On one hand, adult women are much more likely to be working or looking for work today than two generations ago. Labor force participation rates for women 20 and older are fully 20 percentage points higher today than in early 1964 (58.6 percent in January 2014 versus 38.5 percent in January 1964). A lifestyle that includes at least some paid employment has become the norm for American women over the past two generations.
On the other hand, men have been a diminishing presence within the workforce-and not only thanks to the rising share of women who seek to work. The proportion of men 20 and older who are employed has dramatically and almost steadily dropped since the start of the War on Poverty, falling from 80.6 percent in January 1964 to 67.6 percent 50 years later. No less remarkable: The proportion of adult men in the labor force-either working or looking for work-has likewise plunged over those same years, from 84.2 percent then to 71.9 percent today. Put another way: Our country has seen a surge of men making a complete exit from the workforce over the past 50 years. Whereas fewer than 16 percent of men 20 or older neither had work nor were looking for it in early 1964, the corresponding share today is more than 28 percent.

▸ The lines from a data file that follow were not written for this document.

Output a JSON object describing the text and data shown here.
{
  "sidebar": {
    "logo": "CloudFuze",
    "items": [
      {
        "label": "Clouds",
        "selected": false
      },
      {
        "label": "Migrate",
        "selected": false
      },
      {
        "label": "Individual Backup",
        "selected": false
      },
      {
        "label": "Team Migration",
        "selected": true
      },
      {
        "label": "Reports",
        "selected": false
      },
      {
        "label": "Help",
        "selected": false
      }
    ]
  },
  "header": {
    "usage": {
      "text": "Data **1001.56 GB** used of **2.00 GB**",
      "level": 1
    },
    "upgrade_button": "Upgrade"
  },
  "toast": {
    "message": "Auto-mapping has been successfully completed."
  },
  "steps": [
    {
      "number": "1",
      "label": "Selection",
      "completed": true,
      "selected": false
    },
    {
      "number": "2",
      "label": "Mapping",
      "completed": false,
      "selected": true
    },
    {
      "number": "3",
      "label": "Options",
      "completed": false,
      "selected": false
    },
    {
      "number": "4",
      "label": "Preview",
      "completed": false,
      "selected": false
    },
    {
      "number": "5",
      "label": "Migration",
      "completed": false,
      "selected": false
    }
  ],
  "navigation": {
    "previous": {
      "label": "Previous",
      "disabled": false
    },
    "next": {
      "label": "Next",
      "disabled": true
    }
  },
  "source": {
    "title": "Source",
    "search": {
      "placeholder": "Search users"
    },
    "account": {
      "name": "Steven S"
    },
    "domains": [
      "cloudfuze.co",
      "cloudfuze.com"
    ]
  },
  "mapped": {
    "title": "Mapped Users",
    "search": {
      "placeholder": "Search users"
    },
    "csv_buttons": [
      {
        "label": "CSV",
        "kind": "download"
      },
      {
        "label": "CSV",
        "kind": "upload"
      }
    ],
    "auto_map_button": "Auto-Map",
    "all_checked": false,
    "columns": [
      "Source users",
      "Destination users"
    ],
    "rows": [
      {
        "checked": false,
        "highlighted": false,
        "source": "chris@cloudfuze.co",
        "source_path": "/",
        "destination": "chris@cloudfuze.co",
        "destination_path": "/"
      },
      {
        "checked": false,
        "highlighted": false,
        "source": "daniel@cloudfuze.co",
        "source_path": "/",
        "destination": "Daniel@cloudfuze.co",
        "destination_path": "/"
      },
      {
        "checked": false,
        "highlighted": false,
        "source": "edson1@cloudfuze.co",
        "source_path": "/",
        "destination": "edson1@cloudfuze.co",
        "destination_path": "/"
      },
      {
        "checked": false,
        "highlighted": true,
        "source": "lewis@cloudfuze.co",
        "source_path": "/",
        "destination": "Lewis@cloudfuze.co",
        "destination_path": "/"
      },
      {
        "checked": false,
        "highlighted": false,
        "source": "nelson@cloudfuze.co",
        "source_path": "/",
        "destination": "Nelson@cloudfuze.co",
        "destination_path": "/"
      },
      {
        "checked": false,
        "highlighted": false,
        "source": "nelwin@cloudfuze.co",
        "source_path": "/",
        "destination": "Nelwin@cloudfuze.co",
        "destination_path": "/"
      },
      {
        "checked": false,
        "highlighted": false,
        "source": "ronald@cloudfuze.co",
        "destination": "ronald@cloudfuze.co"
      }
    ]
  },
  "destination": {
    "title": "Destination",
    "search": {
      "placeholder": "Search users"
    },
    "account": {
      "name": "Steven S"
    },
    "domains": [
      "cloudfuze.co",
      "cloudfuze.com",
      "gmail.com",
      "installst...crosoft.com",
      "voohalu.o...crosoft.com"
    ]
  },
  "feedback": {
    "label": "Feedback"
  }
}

In purely arithmetic terms, the main reason American men today are not working is not unemployment. Rather, it is because they have opted out of the labor market altogether. For every adult man who is between jobs and looking for new work, more than five are neither working nor looking for employment.